Work task:
Where does the string "сертификатов" appear in the records? Copy each line that holds it.

Recorded data:
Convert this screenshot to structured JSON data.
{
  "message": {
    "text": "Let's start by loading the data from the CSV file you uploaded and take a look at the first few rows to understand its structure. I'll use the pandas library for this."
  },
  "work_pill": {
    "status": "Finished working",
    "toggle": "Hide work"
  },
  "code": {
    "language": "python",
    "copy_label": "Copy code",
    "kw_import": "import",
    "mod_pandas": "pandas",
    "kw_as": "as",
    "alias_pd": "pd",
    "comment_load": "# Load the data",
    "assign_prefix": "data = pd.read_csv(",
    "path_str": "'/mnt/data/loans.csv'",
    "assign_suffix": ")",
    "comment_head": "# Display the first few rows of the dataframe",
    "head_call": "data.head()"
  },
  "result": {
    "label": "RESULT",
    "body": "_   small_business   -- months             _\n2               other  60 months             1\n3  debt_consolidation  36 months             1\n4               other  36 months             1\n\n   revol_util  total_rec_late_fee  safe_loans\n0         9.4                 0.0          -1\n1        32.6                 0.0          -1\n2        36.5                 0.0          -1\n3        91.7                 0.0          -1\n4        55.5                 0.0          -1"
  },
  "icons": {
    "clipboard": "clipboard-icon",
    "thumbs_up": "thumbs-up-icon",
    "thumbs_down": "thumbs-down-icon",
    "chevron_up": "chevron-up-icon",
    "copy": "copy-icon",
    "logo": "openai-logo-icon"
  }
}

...

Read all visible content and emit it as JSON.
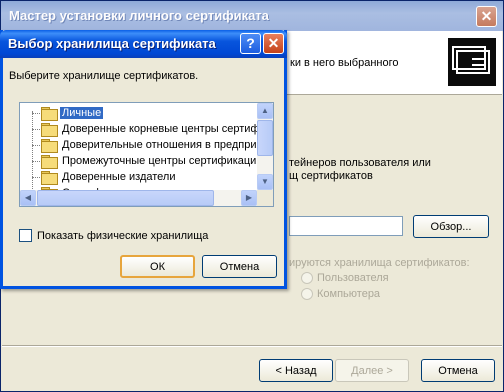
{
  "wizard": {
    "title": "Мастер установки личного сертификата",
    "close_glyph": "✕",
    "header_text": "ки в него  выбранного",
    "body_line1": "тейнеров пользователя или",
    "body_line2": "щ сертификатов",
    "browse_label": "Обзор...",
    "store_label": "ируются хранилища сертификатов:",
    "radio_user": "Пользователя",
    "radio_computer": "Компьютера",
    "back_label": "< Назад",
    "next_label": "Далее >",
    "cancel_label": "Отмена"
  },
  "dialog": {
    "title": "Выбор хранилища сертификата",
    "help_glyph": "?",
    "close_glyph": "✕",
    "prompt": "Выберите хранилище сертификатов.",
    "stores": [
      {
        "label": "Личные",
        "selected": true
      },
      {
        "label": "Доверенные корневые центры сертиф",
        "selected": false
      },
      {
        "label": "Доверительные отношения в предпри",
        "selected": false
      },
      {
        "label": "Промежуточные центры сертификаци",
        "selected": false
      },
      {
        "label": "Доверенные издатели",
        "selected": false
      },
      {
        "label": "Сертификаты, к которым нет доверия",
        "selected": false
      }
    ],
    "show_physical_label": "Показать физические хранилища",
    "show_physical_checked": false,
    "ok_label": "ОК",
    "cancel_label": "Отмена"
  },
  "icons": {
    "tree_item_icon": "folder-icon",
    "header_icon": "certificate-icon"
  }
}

Task output:
    "body_line2": "щ сертификатов",
    "store_label": "ируются хранилища сертификатов:",
    "prompt": "Выберите хранилище сертификатов.",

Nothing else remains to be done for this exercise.